--- GOAL OF THE EXERCISE ---
Every entry below needs to be repeated exactly.

▼

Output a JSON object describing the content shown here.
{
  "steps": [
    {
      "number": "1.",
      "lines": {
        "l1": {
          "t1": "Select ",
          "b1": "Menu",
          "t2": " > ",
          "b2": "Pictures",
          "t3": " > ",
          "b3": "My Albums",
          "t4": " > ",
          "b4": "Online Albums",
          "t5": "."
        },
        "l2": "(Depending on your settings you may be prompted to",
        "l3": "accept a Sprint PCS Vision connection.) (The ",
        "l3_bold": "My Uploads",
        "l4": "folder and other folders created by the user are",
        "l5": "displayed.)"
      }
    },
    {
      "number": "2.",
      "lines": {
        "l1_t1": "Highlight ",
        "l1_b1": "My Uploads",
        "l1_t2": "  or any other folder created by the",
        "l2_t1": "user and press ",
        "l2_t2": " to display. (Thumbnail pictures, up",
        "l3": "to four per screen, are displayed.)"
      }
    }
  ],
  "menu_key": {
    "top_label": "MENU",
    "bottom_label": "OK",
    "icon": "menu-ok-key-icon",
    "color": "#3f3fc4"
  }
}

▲

--- ANSWER SECTION ---
Output a JSON object describing the content shown here.
{
  "steps": [
    {
      "number": "1.",
      "lines": {
        "l1": {
          "t1": "Select ",
          "b1": "Menu",
          "t2": " > ",
          "b2": "Pictures",
          "t3": " > ",
          "b3": "My Albums",
          "t4": " > ",
          "b4": "Online Albums",
          "t5": "."
        },
        "l2": "(Depending on your settings you may be prompted to",
        "l3": "accept a Sprint PCS Vision connection.) (The ",
        "l3_bold": "My Uploads",
        "l4": "folder and other folders created by the user are",
        "l5": "displayed.)"
      }
    },
    {
      "number": "2.",
      "lines": {
        "l1_t1": "Highlight ",
        "l1_b1": "My Uploads",
        "l1_t2": "  or any other folder created by the",
        "l2_t1": "user and press ",
        "l2_t2": " to display. (Thumbnail pictures, up",
        "l3": "to four per screen, are displayed.)"
      }
    }
  ],
  "menu_key": {
    "top_label": "MENU",
    "bottom_label": "OK",
    "icon": "menu-ok-key-icon",
    "color": "#3f3fc4"
  }
}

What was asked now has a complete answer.